TASK DIRECTIONS:
What number of lines in the material contain the word "chart"? Give that number alone.

INFORMATION PROVIDED:
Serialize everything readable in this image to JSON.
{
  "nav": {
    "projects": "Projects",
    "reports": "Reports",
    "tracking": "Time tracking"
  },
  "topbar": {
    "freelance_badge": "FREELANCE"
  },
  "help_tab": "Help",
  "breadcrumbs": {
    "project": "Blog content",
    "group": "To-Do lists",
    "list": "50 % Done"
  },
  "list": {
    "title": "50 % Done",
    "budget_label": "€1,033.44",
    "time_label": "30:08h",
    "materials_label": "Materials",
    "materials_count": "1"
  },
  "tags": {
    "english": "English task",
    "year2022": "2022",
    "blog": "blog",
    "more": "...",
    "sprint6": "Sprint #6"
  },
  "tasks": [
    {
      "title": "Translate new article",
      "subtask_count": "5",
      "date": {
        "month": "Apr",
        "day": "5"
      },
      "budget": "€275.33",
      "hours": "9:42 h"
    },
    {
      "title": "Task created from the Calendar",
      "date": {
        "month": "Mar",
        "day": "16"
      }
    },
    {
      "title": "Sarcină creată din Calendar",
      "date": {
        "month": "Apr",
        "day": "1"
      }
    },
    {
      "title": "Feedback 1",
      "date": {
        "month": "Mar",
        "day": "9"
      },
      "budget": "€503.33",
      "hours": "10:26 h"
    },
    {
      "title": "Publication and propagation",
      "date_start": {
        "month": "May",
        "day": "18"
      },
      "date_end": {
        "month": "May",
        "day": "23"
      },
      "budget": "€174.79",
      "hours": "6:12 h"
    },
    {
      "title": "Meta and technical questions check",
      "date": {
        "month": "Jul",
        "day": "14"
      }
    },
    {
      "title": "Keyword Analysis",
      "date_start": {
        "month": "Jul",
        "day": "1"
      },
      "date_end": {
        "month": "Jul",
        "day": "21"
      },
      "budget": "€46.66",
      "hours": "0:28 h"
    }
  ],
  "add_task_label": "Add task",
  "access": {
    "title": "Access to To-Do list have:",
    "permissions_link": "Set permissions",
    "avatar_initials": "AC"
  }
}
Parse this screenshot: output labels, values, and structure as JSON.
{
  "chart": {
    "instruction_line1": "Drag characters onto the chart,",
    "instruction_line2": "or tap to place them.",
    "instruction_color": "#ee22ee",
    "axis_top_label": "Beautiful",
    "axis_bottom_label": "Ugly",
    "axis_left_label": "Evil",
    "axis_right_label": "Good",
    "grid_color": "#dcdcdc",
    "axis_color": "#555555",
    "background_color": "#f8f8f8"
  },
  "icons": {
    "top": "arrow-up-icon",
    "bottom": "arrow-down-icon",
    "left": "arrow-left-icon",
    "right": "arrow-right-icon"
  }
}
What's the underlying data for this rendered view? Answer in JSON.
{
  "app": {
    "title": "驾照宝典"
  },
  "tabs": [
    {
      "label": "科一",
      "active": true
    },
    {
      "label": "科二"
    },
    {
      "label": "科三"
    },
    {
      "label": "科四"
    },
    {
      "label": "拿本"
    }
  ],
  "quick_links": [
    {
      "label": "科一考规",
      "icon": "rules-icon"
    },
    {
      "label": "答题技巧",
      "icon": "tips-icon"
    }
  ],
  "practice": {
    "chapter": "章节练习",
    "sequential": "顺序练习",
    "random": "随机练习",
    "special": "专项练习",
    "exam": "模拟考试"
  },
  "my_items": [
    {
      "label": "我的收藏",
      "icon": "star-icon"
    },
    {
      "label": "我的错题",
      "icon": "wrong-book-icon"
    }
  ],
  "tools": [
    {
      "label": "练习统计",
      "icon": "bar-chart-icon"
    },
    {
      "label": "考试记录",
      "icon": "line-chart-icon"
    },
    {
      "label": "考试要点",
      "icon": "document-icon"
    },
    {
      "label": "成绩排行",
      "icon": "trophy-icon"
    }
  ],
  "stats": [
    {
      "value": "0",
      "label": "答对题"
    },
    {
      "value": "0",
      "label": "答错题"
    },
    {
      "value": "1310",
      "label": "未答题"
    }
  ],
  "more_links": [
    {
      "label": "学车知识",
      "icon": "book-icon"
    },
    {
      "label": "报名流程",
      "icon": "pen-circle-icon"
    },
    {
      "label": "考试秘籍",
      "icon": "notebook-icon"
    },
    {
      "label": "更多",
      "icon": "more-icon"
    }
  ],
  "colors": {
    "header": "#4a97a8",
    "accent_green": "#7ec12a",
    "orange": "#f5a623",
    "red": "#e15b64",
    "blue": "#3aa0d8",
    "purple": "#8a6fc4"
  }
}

EXPECTED ANSWER:
4